Activity:
Extract the full set of records that follows, word for word.

Dataset rows for apps and sites:
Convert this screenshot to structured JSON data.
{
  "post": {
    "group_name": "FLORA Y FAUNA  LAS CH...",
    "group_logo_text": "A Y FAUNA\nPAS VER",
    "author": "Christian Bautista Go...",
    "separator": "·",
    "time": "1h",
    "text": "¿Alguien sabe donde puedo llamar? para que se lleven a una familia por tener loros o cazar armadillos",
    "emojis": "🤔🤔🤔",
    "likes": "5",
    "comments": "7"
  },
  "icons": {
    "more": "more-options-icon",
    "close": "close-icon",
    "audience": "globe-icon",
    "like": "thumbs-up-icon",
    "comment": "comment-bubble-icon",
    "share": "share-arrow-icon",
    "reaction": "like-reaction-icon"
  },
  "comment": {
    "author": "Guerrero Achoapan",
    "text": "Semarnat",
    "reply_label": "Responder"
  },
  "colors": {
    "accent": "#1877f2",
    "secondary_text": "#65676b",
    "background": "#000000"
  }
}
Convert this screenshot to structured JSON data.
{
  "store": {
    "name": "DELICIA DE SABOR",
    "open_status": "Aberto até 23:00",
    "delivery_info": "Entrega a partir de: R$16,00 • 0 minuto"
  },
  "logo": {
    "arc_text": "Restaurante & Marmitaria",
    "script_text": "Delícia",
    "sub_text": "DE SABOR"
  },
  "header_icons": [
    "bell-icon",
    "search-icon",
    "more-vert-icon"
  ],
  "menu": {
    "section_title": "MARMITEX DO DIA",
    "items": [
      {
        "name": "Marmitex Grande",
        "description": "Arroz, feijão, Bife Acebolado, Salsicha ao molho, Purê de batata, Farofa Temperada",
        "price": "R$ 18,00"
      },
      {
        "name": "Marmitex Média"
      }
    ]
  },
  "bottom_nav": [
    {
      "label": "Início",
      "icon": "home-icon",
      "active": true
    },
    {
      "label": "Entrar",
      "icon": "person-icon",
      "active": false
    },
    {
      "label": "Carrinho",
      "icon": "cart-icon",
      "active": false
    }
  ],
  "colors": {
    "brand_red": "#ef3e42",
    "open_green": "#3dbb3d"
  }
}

Expected answer:
Convert this screenshot to structured JSON data.
{
  "post": {
    "group_name": "FLORA Y FAUNA  LAS CH...",
    "group_logo_text": "A Y FAUNA\nPAS VER",
    "author": "Christian Bautista Go...",
    "separator": "·",
    "time": "1h",
    "text": "¿Alguien sabe donde puedo llamar? para que se lleven a una familia por tener loros o cazar armadillos",
    "emojis": "🤔🤔🤔",
    "likes": "5",
    "comments": "7"
  },
  "icons": {
    "more": "more-options-icon",
    "close": "close-icon",
    "audience": "globe-icon",
    "like": "thumbs-up-icon",
    "comment": "comment-bubble-icon",
    "share": "share-arrow-icon",
    "reaction": "like-reaction-icon"
  },
  "comment": {
    "author": "Guerrero Achoapan",
    "text": "Semarnat",
    "reply_label": "Responder"
  },
  "colors": {
    "accent": "#1877f2",
    "secondary_text": "#65676b",
    "background": "#000000"
  }
}
Convert this screenshot to structured JSON data.
{
  "store": {
    "name": "DELICIA DE SABOR",
    "open_status": "Aberto até 23:00",
    "delivery_info": "Entrega a partir de: R$16,00 • 0 minuto"
  },
  "logo": {
    "arc_text": "Restaurante & Marmitaria",
    "script_text": "Delícia",
    "sub_text": "DE SABOR"
  },
  "header_icons": [
    "bell-icon",
    "search-icon",
    "more-vert-icon"
  ],
  "menu": {
    "section_title": "MARMITEX DO DIA",
    "items": [
      {
        "name": "Marmitex Grande",
        "description": "Arroz, feijão, Bife Acebolado, Salsicha ao molho, Purê de batata, Farofa Temperada",
        "price": "R$ 18,00"
      },
      {
        "name": "Marmitex Média"
      }
    ]
  },
  "bottom_nav": [
    {
      "label": "Início",
      "icon": "home-icon",
      "active": true
    },
    {
      "label": "Entrar",
      "icon": "person-icon",
      "active": false
    },
    {
      "label": "Carrinho",
      "icon": "cart-icon",
      "active": false
    }
  ],
  "colors": {
    "brand_red": "#ef3e42",
    "open_green": "#3dbb3d"
  }
}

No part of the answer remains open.